Saturday XXIV • 9 September 2007

Been thinking about Puerto Cabezas this week. A category five laid down there on Thursday.

A few years ago I spent a week on the isolated Nicaraguan coast, lying around in hammocks, drinking batidos sin leche, experiencing an awfully advanced stage of giardia, and avoiding eye contact with the various America’s Most Wanted characters slithering around with schoolgirls. Definitely remote enough for a fugitive: getting there took a 12-hour drive down a dirt “road” in a retired US school bus (SRO unless you were a chicken and thus got your own seat in an overhead rack), followed by four hours in a cigarette boat down the Rio Coco.

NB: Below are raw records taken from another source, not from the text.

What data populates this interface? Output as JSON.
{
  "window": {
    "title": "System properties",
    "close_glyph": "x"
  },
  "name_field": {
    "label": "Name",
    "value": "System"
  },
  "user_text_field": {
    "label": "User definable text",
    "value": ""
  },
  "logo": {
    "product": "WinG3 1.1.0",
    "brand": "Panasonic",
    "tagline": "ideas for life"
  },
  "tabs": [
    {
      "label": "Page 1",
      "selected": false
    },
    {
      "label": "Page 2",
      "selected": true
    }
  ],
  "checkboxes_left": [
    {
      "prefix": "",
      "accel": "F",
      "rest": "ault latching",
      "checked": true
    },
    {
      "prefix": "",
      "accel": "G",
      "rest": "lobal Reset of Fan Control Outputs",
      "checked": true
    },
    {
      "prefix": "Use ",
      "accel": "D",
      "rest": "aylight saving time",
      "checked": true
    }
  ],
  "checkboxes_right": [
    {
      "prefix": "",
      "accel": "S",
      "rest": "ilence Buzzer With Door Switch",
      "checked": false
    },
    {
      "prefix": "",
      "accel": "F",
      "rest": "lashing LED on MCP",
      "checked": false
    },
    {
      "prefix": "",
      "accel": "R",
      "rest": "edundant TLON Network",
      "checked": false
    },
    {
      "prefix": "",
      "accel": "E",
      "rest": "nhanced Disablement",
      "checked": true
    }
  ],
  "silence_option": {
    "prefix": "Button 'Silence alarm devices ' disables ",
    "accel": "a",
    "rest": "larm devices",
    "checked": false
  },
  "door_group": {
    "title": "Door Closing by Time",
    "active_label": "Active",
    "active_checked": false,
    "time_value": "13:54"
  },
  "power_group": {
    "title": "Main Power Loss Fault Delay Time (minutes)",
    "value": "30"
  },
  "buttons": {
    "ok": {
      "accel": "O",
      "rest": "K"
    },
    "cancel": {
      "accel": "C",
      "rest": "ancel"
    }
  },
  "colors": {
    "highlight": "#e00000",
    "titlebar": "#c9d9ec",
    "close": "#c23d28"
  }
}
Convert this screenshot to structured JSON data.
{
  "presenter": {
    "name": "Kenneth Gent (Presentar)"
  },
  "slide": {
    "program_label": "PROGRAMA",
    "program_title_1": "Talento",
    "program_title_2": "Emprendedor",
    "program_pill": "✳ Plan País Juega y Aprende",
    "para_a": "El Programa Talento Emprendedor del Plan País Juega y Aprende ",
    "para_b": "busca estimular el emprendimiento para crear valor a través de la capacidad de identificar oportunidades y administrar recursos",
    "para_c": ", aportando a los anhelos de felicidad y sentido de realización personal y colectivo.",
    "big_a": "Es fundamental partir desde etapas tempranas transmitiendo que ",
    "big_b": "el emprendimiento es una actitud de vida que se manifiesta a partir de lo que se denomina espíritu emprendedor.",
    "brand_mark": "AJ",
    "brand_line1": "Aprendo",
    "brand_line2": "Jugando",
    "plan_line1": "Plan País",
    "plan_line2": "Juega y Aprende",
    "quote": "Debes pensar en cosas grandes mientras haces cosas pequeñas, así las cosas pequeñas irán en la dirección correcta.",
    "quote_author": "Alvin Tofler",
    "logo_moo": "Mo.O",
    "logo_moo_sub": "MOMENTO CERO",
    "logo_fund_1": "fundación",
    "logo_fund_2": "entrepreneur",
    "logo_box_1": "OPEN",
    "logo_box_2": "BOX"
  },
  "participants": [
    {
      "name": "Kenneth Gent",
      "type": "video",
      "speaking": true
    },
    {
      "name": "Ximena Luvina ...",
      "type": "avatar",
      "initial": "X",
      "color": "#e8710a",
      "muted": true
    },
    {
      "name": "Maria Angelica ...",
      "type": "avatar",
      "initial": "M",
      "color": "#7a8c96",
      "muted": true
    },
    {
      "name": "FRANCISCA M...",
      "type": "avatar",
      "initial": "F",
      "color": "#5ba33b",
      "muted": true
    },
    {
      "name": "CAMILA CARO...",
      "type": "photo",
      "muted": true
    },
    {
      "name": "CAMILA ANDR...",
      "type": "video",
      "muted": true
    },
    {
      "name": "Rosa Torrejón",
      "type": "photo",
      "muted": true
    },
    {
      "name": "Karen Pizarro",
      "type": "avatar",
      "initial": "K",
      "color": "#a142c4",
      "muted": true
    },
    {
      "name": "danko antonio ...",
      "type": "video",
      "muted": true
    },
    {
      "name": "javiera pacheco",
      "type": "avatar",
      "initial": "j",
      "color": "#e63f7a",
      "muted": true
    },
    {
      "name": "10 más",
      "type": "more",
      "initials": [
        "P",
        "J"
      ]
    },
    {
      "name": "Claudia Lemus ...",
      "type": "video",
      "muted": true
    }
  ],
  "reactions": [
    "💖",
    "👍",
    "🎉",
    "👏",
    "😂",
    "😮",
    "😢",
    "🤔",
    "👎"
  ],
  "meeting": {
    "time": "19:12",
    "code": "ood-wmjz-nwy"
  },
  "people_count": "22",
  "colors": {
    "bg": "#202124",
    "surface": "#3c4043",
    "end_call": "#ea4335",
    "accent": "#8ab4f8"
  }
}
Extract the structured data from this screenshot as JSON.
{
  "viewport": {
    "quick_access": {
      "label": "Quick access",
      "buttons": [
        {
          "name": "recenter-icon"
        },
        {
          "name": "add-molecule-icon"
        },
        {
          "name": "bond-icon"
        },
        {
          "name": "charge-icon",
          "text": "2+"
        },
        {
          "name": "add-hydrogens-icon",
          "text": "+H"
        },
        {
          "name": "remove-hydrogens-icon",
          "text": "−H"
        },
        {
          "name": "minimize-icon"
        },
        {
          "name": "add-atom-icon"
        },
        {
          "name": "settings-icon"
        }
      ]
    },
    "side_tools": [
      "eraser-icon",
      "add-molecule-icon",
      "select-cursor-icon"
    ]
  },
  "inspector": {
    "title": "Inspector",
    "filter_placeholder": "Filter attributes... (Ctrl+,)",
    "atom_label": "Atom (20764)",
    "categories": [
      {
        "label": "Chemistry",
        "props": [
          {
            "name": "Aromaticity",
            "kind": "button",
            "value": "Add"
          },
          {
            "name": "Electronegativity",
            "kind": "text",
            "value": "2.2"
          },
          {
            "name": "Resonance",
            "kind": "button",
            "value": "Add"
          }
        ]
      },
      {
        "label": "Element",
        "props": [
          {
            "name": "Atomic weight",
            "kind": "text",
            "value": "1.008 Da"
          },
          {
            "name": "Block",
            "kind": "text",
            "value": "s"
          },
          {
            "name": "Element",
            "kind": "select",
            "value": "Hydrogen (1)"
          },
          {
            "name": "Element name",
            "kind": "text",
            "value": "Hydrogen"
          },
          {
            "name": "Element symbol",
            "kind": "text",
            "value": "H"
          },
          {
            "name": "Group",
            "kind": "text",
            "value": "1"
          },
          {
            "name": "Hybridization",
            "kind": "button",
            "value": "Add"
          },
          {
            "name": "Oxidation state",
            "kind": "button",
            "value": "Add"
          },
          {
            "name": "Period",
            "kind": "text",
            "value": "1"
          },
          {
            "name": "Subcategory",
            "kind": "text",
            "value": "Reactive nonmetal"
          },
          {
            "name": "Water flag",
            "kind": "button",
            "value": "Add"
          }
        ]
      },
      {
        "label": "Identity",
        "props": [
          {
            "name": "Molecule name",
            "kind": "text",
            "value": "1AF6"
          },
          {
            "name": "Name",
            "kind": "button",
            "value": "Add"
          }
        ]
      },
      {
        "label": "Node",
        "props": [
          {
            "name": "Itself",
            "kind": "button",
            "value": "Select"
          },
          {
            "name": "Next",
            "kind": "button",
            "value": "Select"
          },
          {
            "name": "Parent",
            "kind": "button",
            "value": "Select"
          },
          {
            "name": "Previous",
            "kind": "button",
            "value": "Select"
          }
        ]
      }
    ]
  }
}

At the time, things out there looked like this. Now they look more like this.

I don’t know how the story of Felix got buried this week. It’s wild.

Forget the other links here and just read the AP story.

Clark bobbed in the ocean for more than three days until relatives of his dead friend, Vendless, found him in the water near the Honduran coast.

His body was covered with open wounds from exposure to the sun and sea, and he was burned by boat fuel and a rope that he had used to tie himself to his sinking vessel. He was delusional, unable to explain what happened or recognize his friends.

Later, on land, he sat on his couch in Puerto Cabezas, still shocked nearly speechless. When Vendless' mother, Rosa Miller, came to see him, he told her through tears that he held on to her son's body until Thursday, when the stench became too much to bear and he let his friend sink.

Miller broke down crying with him, kissing him on the forehead and reassuring him that they would try to find Vendless' remains.


In this installment of Know Your Empire, a bit on the US-Puerto Cabezas Connection.

US marines left their names (like Clark and Miller, above) and sometimes their blue eyes among the residents of Puerto Cabezas, and their grandchildren, during two lengthy occupations in the first half of the 20th century.

Puerto Cabezas and Burlington, Vermont, are sister cities. Burlingtoners often organize delegations to Nicaragua, especially in the wake of catastrophe like 1998’s Hurricaine Mitch.

In 1984, the United States mined the harbor at Puerto Cabezas. Really pissed off The Hague. But Ronald Reagan thought it would be good for local residents. They were getting a little bit ahead of themselves.

In 1961, with Nicaragua into the second generation of the Somoza kleptocracy, a regime more than friendly with the US, a group of mercenaries set sail from Puerto Cabezas for Cuba. The mercenaries were defeated at the Bay of Pigs.